The lobby of a Westin hotel in Richmond, Va. If Marriott’s $13.6 billion takeover of Starwood is approved, it would create the world’s largest hotel company, with 1.1 million rooms worldwide. (Steve Helber/AP)

Marriott International’s proposed $13.6 billion purchase of Starwood Hotels & Resorts has hit a snag: China.

The Bethesda-based hospitality giant said Monday that the Chinese Ministry of Commerce needs up to 60 additional days to review the company’s purchase of Starwood, a deal that would create the world’s largest hotel company.

A green light from Chinese regulators is the last remaining hurdle for Marriott, which has already received necessary approvals from regulators in 40 countries, including the United States, and the European Union.

“Marriott and Starwood continue to believe that their planned merger transaction poses no anti-competitive issues in China,” Marriott said in a statement Monday.

The hiccup follows a heated bidding war between Marriott and a business group led by China’s Anbang Insurance Group, which offered $14 billion in cash for Starwood, before pulling its bid in April.

Marriott executives had originally expected the Chinese government to complete its antitrust reviews by Aug. 9, according to a July 28 call with Wall Street analysts. The latest development pushes back the process by as much as two months.

“We’ve provided very, very significant amounts of information [to Chinese authorities] over the course of the last six or eight months,” Arne Sorenson, president and chief executive of Marriott, said in the call. “We remain optimistic that we will receive clearance from China and will complete the transaction in the coming weeks.”

Experts say China’s extended review is not surprising given the size of the hoteliers’ reach in the country, which could be seen as posing a threat to China’s burgeoning hospitality sector. Marriott has 91 properties in the country, with an additional 146 in the works. Starwood, based in Stamford, Conn., has 283 hotels in China.
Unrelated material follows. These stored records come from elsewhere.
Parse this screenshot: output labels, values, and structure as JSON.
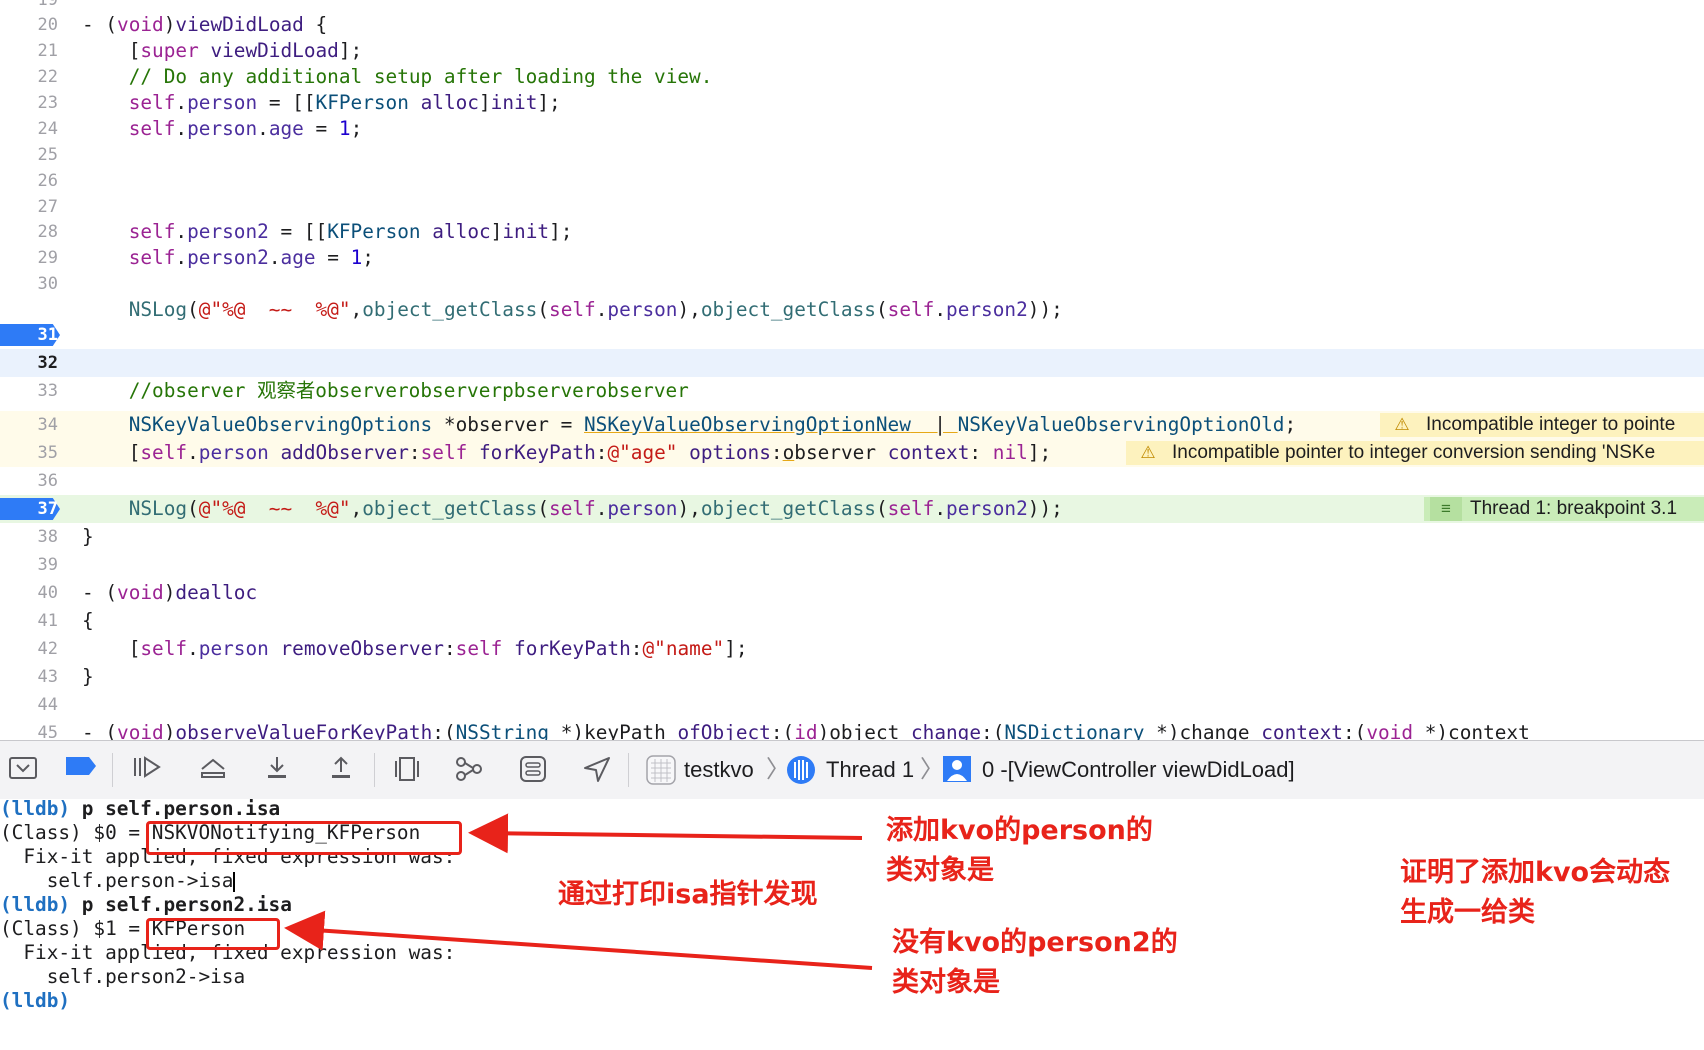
{
  "editor": {
    "lines": {
      "l20": "20",
      "l21": "21",
      "l22": "22",
      "l23": "23",
      "l24": "24",
      "l25": "25",
      "l26": "26",
      "l27": "27",
      "l28": "28",
      "l29": "29",
      "l30": "30",
      "l31": "31",
      "l32": "32",
      "l33": "33",
      "l34": "34",
      "l35": "35",
      "l36": "36",
      "l37": "37",
      "l38": "38",
      "l39": "39",
      "l40": "40",
      "l41": "41",
      "l42": "42",
      "l43": "43",
      "l44": "44",
      "l45": "45"
    },
    "warning_34": "Incompatible integer to pointe",
    "warning_35": "Incompatible pointer to integer conversion sending 'NSKe",
    "breakpoint_37": "Thread 1: breakpoint 3.1"
  },
  "debugbar": {
    "target": "testkvo",
    "thread": "Thread 1",
    "frame": "0 -[ViewController viewDidLoad]"
  },
  "console": {
    "prompt": "(lldb)",
    "cmd1": "p self.person.isa",
    "res1_prefix": "(Class) $0 = ",
    "res1_value": "NSKVONotifying_KFPerson",
    "fix1": "  Fix-it applied, fixed expression was:",
    "expr1": "    self.person->isa",
    "cmd2": "p self.person2.isa",
    "res2_prefix": "(Class) $1 = ",
    "res2_value": "KFPerson",
    "fix2": "  Fix-it applied, fixed expression was:",
    "expr2": "    self.person2->isa"
  },
  "annotations": {
    "note_kvo_line1": "添加kvo的person的",
    "note_kvo_line2": "类对象是",
    "note_isa": "通过打印isa指针发现",
    "note_nokvo_line1": "没有kvo的person2的",
    "note_nokvo_line2": "类对象是",
    "note_conclusion_line1": "证明了添加kvo会动态",
    "note_conclusion_line2": "生成一给类"
  },
  "colors": {
    "breakpoint_blue": "#2e7bf6",
    "warning_yellow": "#fdf2be",
    "breakpoint_green": "#c9ecb8",
    "annotation_red": "#e8231a",
    "lldb_blue": "#1f70c1"
  },
  "icons": [
    "hide-debug-area-icon",
    "breakpoints-toggle-icon",
    "continue-icon",
    "step-over-icon",
    "step-into-icon",
    "step-out-icon",
    "view-hierarchy-icon",
    "memory-graph-icon",
    "environment-overrides-icon",
    "simulate-location-icon",
    "app-icon",
    "thread-icon",
    "stack-frame-icon"
  ]
}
“This sort of bureaucratic entanglement is not uncommon in China,” said Eswar Prasad, a professor at Cornell University and former head of the International Monetary Fund’s China division. “Of course, China is trying to expand the role of its domestic players, so there are residual concerns about what this deal could mean for China’s own hospitality industry.”

China’s anti-monopoly law went into effect in 2008. As of May 2015, the ministry had reviewed 1,058 deals, and rejected just two: Coca-Cola’s proposed purchase of the Huiyuan Juice Co., and the creation of a shipping alliance among three European shipping companies. An additional 24 deals were approved conditionally, according to data from the U.S.-China Business Council. Although the initial review period is 30 days, many reviews stretch on for more than 200 days.

“This may be, at one level, a bureaucratic hiccup,” Prasad said of the Marriott-Starwood deal. “But it’s also a signal that the merged corporation would have to remain very much under the terms of Chinese regulators.”

If the deal is approved, the combined hotelier, to be based in Bethesda, would have 30 brands with 1.1 million rooms. It would bring together Marriott’s Courtyard, Ritz-Carlton and Renaissance Hotels brands with Starwood’s Sheraton, Westin and St. Regis.